Think of the power that The Godfather still has on film fans. Can you imagine how it felt to see that film for the first time on a huge screen, surrounded by others who were just as mesmerized? Can you remember seeing Star Wars onscreen for the first time, with that huge ship moving past the screen, soaring fully formed from George Lucas' oversized cranium? If An Affair to Remember still makes you all sniffly when you watch it on tape, can you picture how it made people weep holy water when they were all huddled in a darkened theatre, staring up at Cary Grant and Deborah Kerr, as Cary discovered Deborah's secret? Are you old enough to remember that Psycho almost singlehandedly destroyed the shower curtain industry?
Think for a minute about the greatest films you ever saw. Gregory Peck, flexing his jaw as Atticus Finch in To Kill A Mockingbird. Bogart and Bergman at that foggy airport in Casablanca. Hepburn and Tracy squaring off in court in Adam's Rib. Mickey Mouse directing a symphony of cascading water and broomsticks in Fantasia. James Stewart and Claude Rains, face to face, battling for truth in Mr. Smith Goes to Washington. James Dean and Natalie Wood, lying by an empty swimming pool, looking up at the stars in Rebel Without a Cause. George C. Scott, all macho in front of that huge American flag at the opening of Patton. Nicholson doing play-by-play for an invisible World Series game in Cuckoo's Nest.

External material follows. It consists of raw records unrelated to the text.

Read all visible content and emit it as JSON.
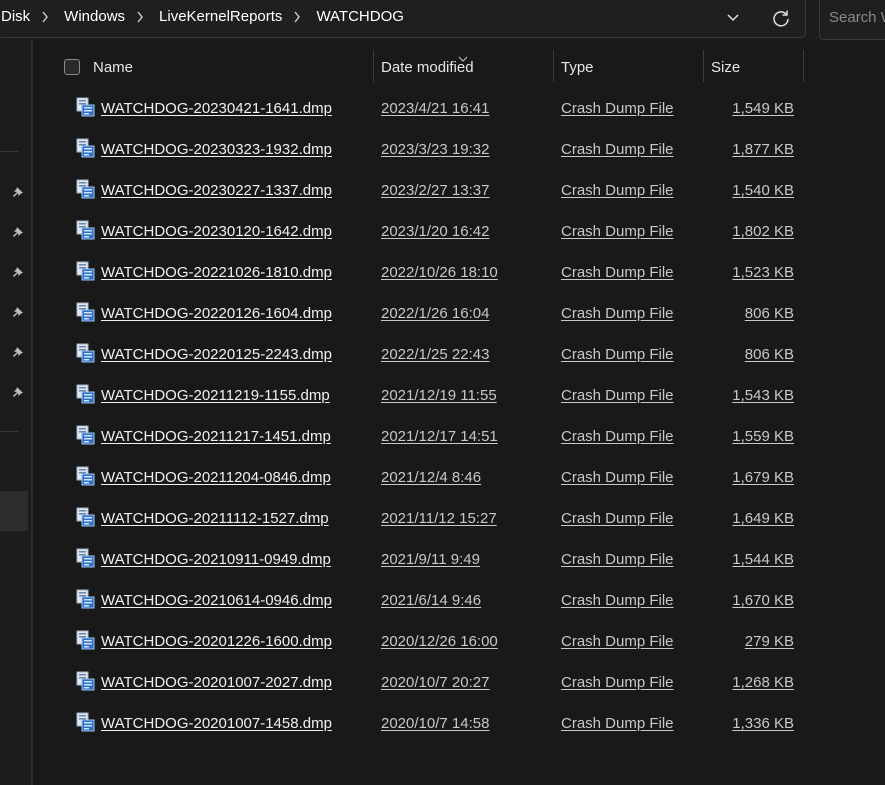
{
  "breadcrumb": {
    "items": [
      "Disk",
      "Windows",
      "LiveKernelReports",
      "WATCHDOG"
    ]
  },
  "search": {
    "placeholder": "Search W"
  },
  "columns": {
    "name": "Name",
    "date_modified": "Date modified",
    "type": "Type",
    "size": "Size"
  },
  "files": [
    {
      "name": "WATCHDOG-20230421-1641.dmp",
      "date": "2023/4/21 16:41",
      "type": "Crash Dump File",
      "size": "1,549 KB"
    },
    {
      "name": "WATCHDOG-20230323-1932.dmp",
      "date": "2023/3/23 19:32",
      "type": "Crash Dump File",
      "size": "1,877 KB"
    },
    {
      "name": "WATCHDOG-20230227-1337.dmp",
      "date": "2023/2/27 13:37",
      "type": "Crash Dump File",
      "size": "1,540 KB"
    },
    {
      "name": "WATCHDOG-20230120-1642.dmp",
      "date": "2023/1/20 16:42",
      "type": "Crash Dump File",
      "size": "1,802 KB"
    },
    {
      "name": "WATCHDOG-20221026-1810.dmp",
      "date": "2022/10/26 18:10",
      "type": "Crash Dump File",
      "size": "1,523 KB"
    },
    {
      "name": "WATCHDOG-20220126-1604.dmp",
      "date": "2022/1/26 16:04",
      "type": "Crash Dump File",
      "size": "806 KB"
    },
    {
      "name": "WATCHDOG-20220125-2243.dmp",
      "date": "2022/1/25 22:43",
      "type": "Crash Dump File",
      "size": "806 KB"
    },
    {
      "name": "WATCHDOG-20211219-1155.dmp",
      "date": "2021/12/19 11:55",
      "type": "Crash Dump File",
      "size": "1,543 KB"
    },
    {
      "name": "WATCHDOG-20211217-1451.dmp",
      "date": "2021/12/17 14:51",
      "type": "Crash Dump File",
      "size": "1,559 KB"
    },
    {
      "name": "WATCHDOG-20211204-0846.dmp",
      "date": "2021/12/4 8:46",
      "type": "Crash Dump File",
      "size": "1,679 KB"
    },
    {
      "name": "WATCHDOG-20211112-1527.dmp",
      "date": "2021/11/12 15:27",
      "type": "Crash Dump File",
      "size": "1,649 KB"
    },
    {
      "name": "WATCHDOG-20210911-0949.dmp",
      "date": "2021/9/11 9:49",
      "type": "Crash Dump File",
      "size": "1,544 KB"
    },
    {
      "name": "WATCHDOG-20210614-0946.dmp",
      "date": "2021/6/14 9:46",
      "type": "Crash Dump File",
      "size": "1,670 KB"
    },
    {
      "name": "WATCHDOG-20201226-1600.dmp",
      "date": "2020/12/26 16:00",
      "type": "Crash Dump File",
      "size": "279 KB"
    },
    {
      "name": "WATCHDOG-20201007-2027.dmp",
      "date": "2020/10/7 20:27",
      "type": "Crash Dump File",
      "size": "1,268 KB"
    },
    {
      "name": "WATCHDOG-20201007-1458.dmp",
      "date": "2020/10/7 14:58",
      "type": "Crash Dump File",
      "size": "1,336 KB"
    }
  ],
  "icons": {
    "chevron": "chevron-down-icon",
    "refresh": "refresh-icon",
    "pin": "pin-icon",
    "file": "dump-file-icon",
    "sort": "sort-indicator-icon"
  },
  "colors": {
    "background": "#191919",
    "text": "#ffffff",
    "icon_blue": "#4a90d9"
  }
}
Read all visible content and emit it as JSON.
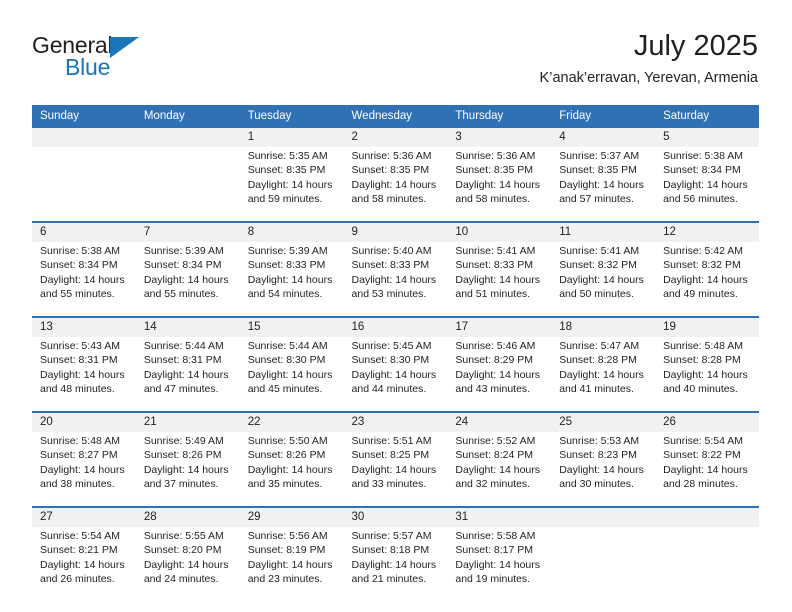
{
  "brand": {
    "name_part1": "General",
    "name_part2": "Blue",
    "triangle_color": "#1b75bb"
  },
  "header": {
    "title": "July 2025",
    "subtitle": "K’anak’erravan, Yerevan, Armenia",
    "accent_color": "#3071b5",
    "date_band_color": "#f1f1f1"
  },
  "calendar": {
    "weekday_headers": [
      "Sunday",
      "Monday",
      "Tuesday",
      "Wednesday",
      "Thursday",
      "Friday",
      "Saturday"
    ],
    "labels": {
      "sunrise": "Sunrise:",
      "sunset": "Sunset:",
      "daylight": "Daylight:"
    },
    "weeks": [
      [
        {
          "day": "",
          "sunrise": "",
          "sunset": "",
          "daylight_line1": "",
          "daylight_line2": ""
        },
        {
          "day": "",
          "sunrise": "",
          "sunset": "",
          "daylight_line1": "",
          "daylight_line2": ""
        },
        {
          "day": "1",
          "sunrise": "Sunrise: 5:35 AM",
          "sunset": "Sunset: 8:35 PM",
          "daylight_line1": "Daylight: 14 hours",
          "daylight_line2": "and 59 minutes."
        },
        {
          "day": "2",
          "sunrise": "Sunrise: 5:36 AM",
          "sunset": "Sunset: 8:35 PM",
          "daylight_line1": "Daylight: 14 hours",
          "daylight_line2": "and 58 minutes."
        },
        {
          "day": "3",
          "sunrise": "Sunrise: 5:36 AM",
          "sunset": "Sunset: 8:35 PM",
          "daylight_line1": "Daylight: 14 hours",
          "daylight_line2": "and 58 minutes."
        },
        {
          "day": "4",
          "sunrise": "Sunrise: 5:37 AM",
          "sunset": "Sunset: 8:35 PM",
          "daylight_line1": "Daylight: 14 hours",
          "daylight_line2": "and 57 minutes."
        },
        {
          "day": "5",
          "sunrise": "Sunrise: 5:38 AM",
          "sunset": "Sunset: 8:34 PM",
          "daylight_line1": "Daylight: 14 hours",
          "daylight_line2": "and 56 minutes."
        }
      ],
      [
        {
          "day": "6",
          "sunrise": "Sunrise: 5:38 AM",
          "sunset": "Sunset: 8:34 PM",
          "daylight_line1": "Daylight: 14 hours",
          "daylight_line2": "and 55 minutes."
        },
        {
          "day": "7",
          "sunrise": "Sunrise: 5:39 AM",
          "sunset": "Sunset: 8:34 PM",
          "daylight_line1": "Daylight: 14 hours",
          "daylight_line2": "and 55 minutes."
        },
        {
          "day": "8",
          "sunrise": "Sunrise: 5:39 AM",
          "sunset": "Sunset: 8:33 PM",
          "daylight_line1": "Daylight: 14 hours",
          "daylight_line2": "and 54 minutes."
        },
        {
          "day": "9",
          "sunrise": "Sunrise: 5:40 AM",
          "sunset": "Sunset: 8:33 PM",
          "daylight_line1": "Daylight: 14 hours",
          "daylight_line2": "and 53 minutes."
        },
        {
          "day": "10",
          "sunrise": "Sunrise: 5:41 AM",
          "sunset": "Sunset: 8:33 PM",
          "daylight_line1": "Daylight: 14 hours",
          "daylight_line2": "and 51 minutes."
        },
        {
          "day": "11",
          "sunrise": "Sunrise: 5:41 AM",
          "sunset": "Sunset: 8:32 PM",
          "daylight_line1": "Daylight: 14 hours",
          "daylight_line2": "and 50 minutes."
        },
        {
          "day": "12",
          "sunrise": "Sunrise: 5:42 AM",
          "sunset": "Sunset: 8:32 PM",
          "daylight_line1": "Daylight: 14 hours",
          "daylight_line2": "and 49 minutes."
        }
      ],
      [
        {
          "day": "13",
          "sunrise": "Sunrise: 5:43 AM",
          "sunset": "Sunset: 8:31 PM",
          "daylight_line1": "Daylight: 14 hours",
          "daylight_line2": "and 48 minutes."
        },
        {
          "day": "14",
          "sunrise": "Sunrise: 5:44 AM",
          "sunset": "Sunset: 8:31 PM",
          "daylight_line1": "Daylight: 14 hours",
          "daylight_line2": "and 47 minutes."
        },
        {
          "day": "15",
          "sunrise": "Sunrise: 5:44 AM",
          "sunset": "Sunset: 8:30 PM",
          "daylight_line1": "Daylight: 14 hours",
          "daylight_line2": "and 45 minutes."
        },
        {
          "day": "16",
          "sunrise": "Sunrise: 5:45 AM",
          "sunset": "Sunset: 8:30 PM",
          "daylight_line1": "Daylight: 14 hours",
          "daylight_line2": "and 44 minutes."
        },
        {
          "day": "17",
          "sunrise": "Sunrise: 5:46 AM",
          "sunset": "Sunset: 8:29 PM",
          "daylight_line1": "Daylight: 14 hours",
          "daylight_line2": "and 43 minutes."
        },
        {
          "day": "18",
          "sunrise": "Sunrise: 5:47 AM",
          "sunset": "Sunset: 8:28 PM",
          "daylight_line1": "Daylight: 14 hours",
          "daylight_line2": "and 41 minutes."
        },
        {
          "day": "19",
          "sunrise": "Sunrise: 5:48 AM",
          "sunset": "Sunset: 8:28 PM",
          "daylight_line1": "Daylight: 14 hours",
          "daylight_line2": "and 40 minutes."
        }
      ],
      [
        {
          "day": "20",
          "sunrise": "Sunrise: 5:48 AM",
          "sunset": "Sunset: 8:27 PM",
          "daylight_line1": "Daylight: 14 hours",
          "daylight_line2": "and 38 minutes."
        },
        {
          "day": "21",
          "sunrise": "Sunrise: 5:49 AM",
          "sunset": "Sunset: 8:26 PM",
          "daylight_line1": "Daylight: 14 hours",
          "daylight_line2": "and 37 minutes."
        },
        {
          "day": "22",
          "sunrise": "Sunrise: 5:50 AM",
          "sunset": "Sunset: 8:26 PM",
          "daylight_line1": "Daylight: 14 hours",
          "daylight_line2": "and 35 minutes."
        },
        {
          "day": "23",
          "sunrise": "Sunrise: 5:51 AM",
          "sunset": "Sunset: 8:25 PM",
          "daylight_line1": "Daylight: 14 hours",
          "daylight_line2": "and 33 minutes."
        },
        {
          "day": "24",
          "sunrise": "Sunrise: 5:52 AM",
          "sunset": "Sunset: 8:24 PM",
          "daylight_line1": "Daylight: 14 hours",
          "daylight_line2": "and 32 minutes."
        },
        {
          "day": "25",
          "sunrise": "Sunrise: 5:53 AM",
          "sunset": "Sunset: 8:23 PM",
          "daylight_line1": "Daylight: 14 hours",
          "daylight_line2": "and 30 minutes."
        },
        {
          "day": "26",
          "sunrise": "Sunrise: 5:54 AM",
          "sunset": "Sunset: 8:22 PM",
          "daylight_line1": "Daylight: 14 hours",
          "daylight_line2": "and 28 minutes."
        }
      ],
      [
        {
          "day": "27",
          "sunrise": "Sunrise: 5:54 AM",
          "sunset": "Sunset: 8:21 PM",
          "daylight_line1": "Daylight: 14 hours",
          "daylight_line2": "and 26 minutes."
        },
        {
          "day": "28",
          "sunrise": "Sunrise: 5:55 AM",
          "sunset": "Sunset: 8:20 PM",
          "daylight_line1": "Daylight: 14 hours",
          "daylight_line2": "and 24 minutes."
        },
        {
          "day": "29",
          "sunrise": "Sunrise: 5:56 AM",
          "sunset": "Sunset: 8:19 PM",
          "daylight_line1": "Daylight: 14 hours",
          "daylight_line2": "and 23 minutes."
        },
        {
          "day": "30",
          "sunrise": "Sunrise: 5:57 AM",
          "sunset": "Sunset: 8:18 PM",
          "daylight_line1": "Daylight: 14 hours",
          "daylight_line2": "and 21 minutes."
        },
        {
          "day": "31",
          "sunrise": "Sunrise: 5:58 AM",
          "sunset": "Sunset: 8:17 PM",
          "daylight_line1": "Daylight: 14 hours",
          "daylight_line2": "and 19 minutes."
        },
        {
          "day": "",
          "sunrise": "",
          "sunset": "",
          "daylight_line1": "",
          "daylight_line2": ""
        },
        {
          "day": "",
          "sunrise": "",
          "sunset": "",
          "daylight_line1": "",
          "daylight_line2": ""
        }
      ]
    ]
  }
}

None of these films debuted on video. Millions experienced them as shadows on a wall, light flickering on a screen.
There are films that do, indeed, deserve to be re-released, to shine in the glory one more time. The Big Chill was just released again, to capture another group of friends whose lives were entwined with one another and still are. I would love to see the subversive humor of John Belushi one last time in National Lampoon's Animal House on the big screen. I would like to see the chariot race from Ben-Hur onscreen again, in full 70-mm splendor. I'd like to see City Lights on screen, with the original score by Chaplin played live by an accompanist. I would definitely go see Planet of the Apes again in a theatre, if only to hear Heston's scream at the end as he sees that monument on the beach. And, yes, friends, I would jump at the chance to see Elizabeth Taylor, violet-eyed and full of fire, onscreen again as Maggie the Cat in Cat on a Hot Tin Roof.
A few years ago, there were still souls brave enough to own theatres known as "revival houses," that played nothing but these classic films. Sadly, though, the utter greed of theatre chains like AMC, Carmike, and Regal have forced most of these bastions of fanatics like me to close their doors. I've often pondered the possibility of buying one of these old theatres and reopening it as a revival house, putting up new neon and marquee lights, showing double features every night, and a Western serial on Saturday mornings with the monster movie. My fear, though, is that, like so many others, it would last a while, and close. Shutting down a house like that because nobody would come would be like shutting down a part of my heart, and I couldn't do that.
So, for now, I'll gladly accept these re-releases as they come, and, hopefully, as the millenium approaches, and we enter a new era in history, more people will realize what we once had, and the power of seeing cinema classics in their original habitat. Not in a living room, but in a theatre, one full of aromas and atmosphere and history.